- _Data for review_
==============================
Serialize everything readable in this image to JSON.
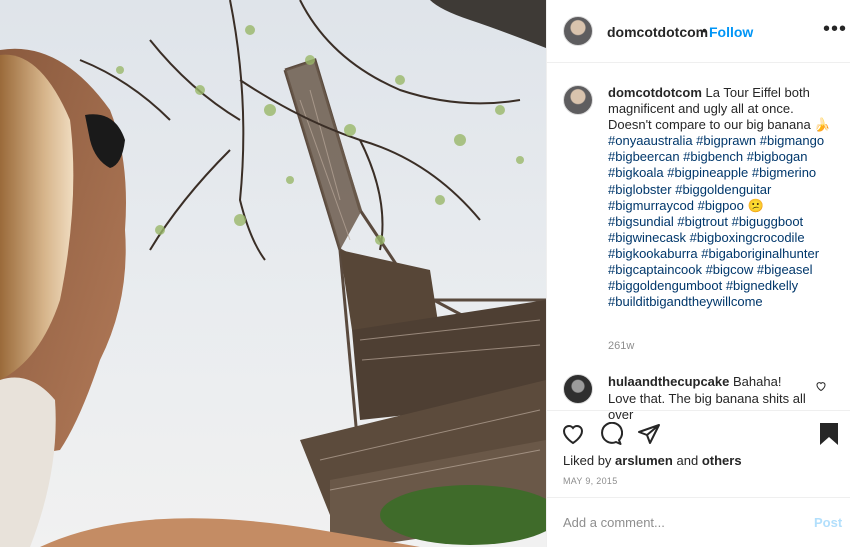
{
  "photo": {
    "alt": "Woman looking up at the Eiffel Tower through tree branches"
  },
  "header": {
    "username": "domcotdotcom",
    "separator": "•",
    "follow_label": "Follow",
    "more_icon": "ellipsis-icon"
  },
  "caption": {
    "username": "domcotdotcom",
    "text": "La Tour Eiffel both magnificent and ugly all at once. Doesn't compare to our big banana",
    "emoji1": "🍌",
    "tags1": "#onyaaustralia #bigprawn #bigmango #bigbeercan #bigbench #bigbogan #bigkoala #bigpineapple #bigmerino #biglobster #biggoldenguitar #bigmurraycod #bigpoo",
    "emoji2": "😕",
    "tags2": "#bigsundial #bigtrout #biguggboot #bigwinecask #bigboxingcrocodile #bigkookaburra #bigaboriginalhunter #bigcaptaincook #bigcow #bigeasel #biggoldengumboot #bignedkelly #builditbigandtheywillcome",
    "time": "261w"
  },
  "comment": {
    "username": "hulaandthecupcake",
    "text": "Bahaha! Love that. The big banana shits all over"
  },
  "actions": {
    "liked_prefix": "Liked by",
    "liked_user": "arslumen",
    "liked_and": "and",
    "liked_others": "others",
    "date": "MAY 9, 2015"
  },
  "input": {
    "placeholder": "Add a comment...",
    "post_label": "Post"
  }
}
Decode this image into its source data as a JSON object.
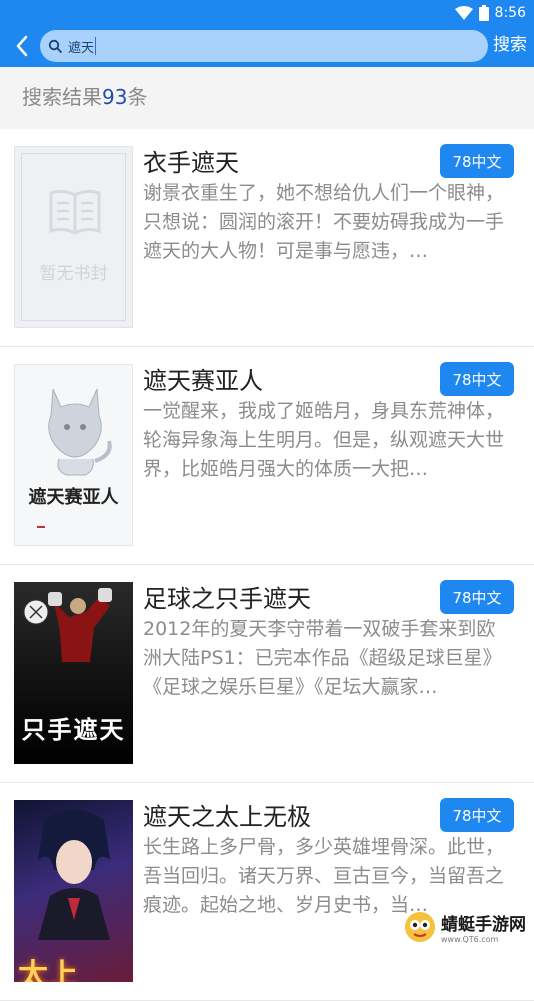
{
  "status_bar": {
    "time": "8:56"
  },
  "header": {
    "search_query": "遮天",
    "search_button": "搜索"
  },
  "results": {
    "prefix": "搜索结果",
    "count": "93",
    "suffix": "条"
  },
  "books": [
    {
      "title": "衣手遮天",
      "badge": "78中文",
      "description": "谢景衣重生了，她不想给仇人们一个眼神，只想说：圆润的滚开！不要妨碍我成为一手遮天的大人物！可是事与愿违，…",
      "cover_text": "暂无书封",
      "cover_type": "placeholder"
    },
    {
      "title": "遮天赛亚人",
      "badge": "78中文",
      "description": "一觉醒来，我成了姬皓月，身具东荒神体，轮海异象海上生明月。但是，纵观遮天大世界，比姬皓月强大的体质一大把…",
      "cover_text": "遮天赛亚人",
      "cover_type": "illustrated"
    },
    {
      "title": "足球之只手遮天",
      "badge": "78中文",
      "description": "2012年的夏天李守带着一双破手套来到欧洲大陆PS1：已完本作品《超级足球巨星》《足球之娱乐巨星》《足坛大赢家…",
      "cover_text": "只手遮天",
      "cover_type": "photo"
    },
    {
      "title": "遮天之太上无极",
      "badge": "78中文",
      "description": "长生路上多尸骨，多少英雄埋骨深。此世，吾当回归。诸天万界、亘古亘今，当留吾之痕迹。起始之地、岁月史书，当…",
      "cover_text": "太上",
      "cover_type": "anime"
    }
  ],
  "watermark": {
    "text": "蜻蜓手游网",
    "url": "www.QT6.com"
  },
  "colors": {
    "primary": "#1e88f0",
    "search_bg": "#a8d1fb",
    "count_accent": "#1f4fb0"
  }
}
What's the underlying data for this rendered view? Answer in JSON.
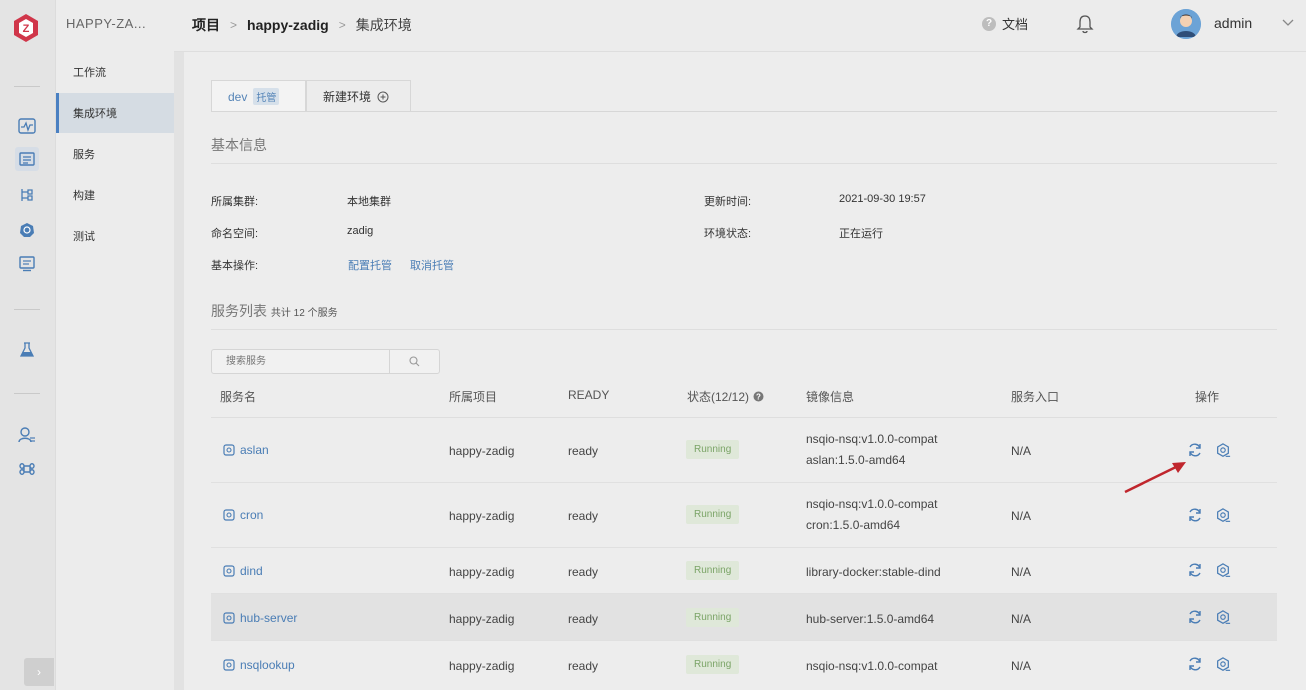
{
  "sidebar": {
    "project": "HAPPY-ZA...",
    "items": [
      {
        "label": "工作流"
      },
      {
        "label": "集成环境"
      },
      {
        "label": "服务"
      },
      {
        "label": "构建"
      },
      {
        "label": "测试"
      }
    ]
  },
  "header": {
    "breadcrumb": [
      "项目",
      "happy-zadig",
      "集成环境"
    ],
    "breadcrumb_sep": ">",
    "doc_label": "文档",
    "doc_icon": "?",
    "user": "admin"
  },
  "tabs": [
    {
      "label": "dev",
      "tag": "托管"
    },
    {
      "label": "新建环境"
    }
  ],
  "basic": {
    "title": "基本信息",
    "cluster_label": "所属集群:",
    "cluster_value": "本地集群",
    "namespace_label": "命名空间:",
    "namespace_value": "zadig",
    "ops_label": "基本操作:",
    "op1": "配置托管",
    "op2": "取消托管",
    "updated_label": "更新时间:",
    "updated_value": "2021-09-30 19:57",
    "status_label": "环境状态:",
    "status_value": "正在运行"
  },
  "services": {
    "title": "服务列表",
    "count": "共计 12 个服务",
    "search_placeholder": "搜索服务",
    "columns": [
      "服务名",
      "所属项目",
      "READY",
      "状态(12/12)",
      "镜像信息",
      "服务入口",
      "操作"
    ],
    "rows": [
      {
        "name": "aslan",
        "project": "happy-zadig",
        "ready": "ready",
        "status": "Running",
        "image1": "nsqio-nsq:v1.0.0-compat",
        "image2": "aslan:1.5.0-amd64",
        "entry": "N/A"
      },
      {
        "name": "cron",
        "project": "happy-zadig",
        "ready": "ready",
        "status": "Running",
        "image1": "nsqio-nsq:v1.0.0-compat",
        "image2": "cron:1.5.0-amd64",
        "entry": "N/A"
      },
      {
        "name": "dind",
        "project": "happy-zadig",
        "ready": "ready",
        "status": "Running",
        "image1": "library-docker:stable-dind",
        "image2": "",
        "entry": "N/A"
      },
      {
        "name": "hub-server",
        "project": "happy-zadig",
        "ready": "ready",
        "status": "Running",
        "image1": "hub-server:1.5.0-amd64",
        "image2": "",
        "entry": "N/A"
      },
      {
        "name": "nsqlookup",
        "project": "happy-zadig",
        "ready": "ready",
        "status": "Running",
        "image1": "nsqio-nsq:v1.0.0-compat",
        "image2": "",
        "entry": "N/A"
      }
    ]
  },
  "colors": {
    "accent": "#4a7db5",
    "running_bg": "#dfe8d9",
    "running_text": "#7ba467",
    "arrow": "#c0262d"
  }
}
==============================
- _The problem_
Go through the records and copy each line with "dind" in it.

- _Response to this exercise_
        "name": "dind",
        "image1": "library-docker:stable-dind",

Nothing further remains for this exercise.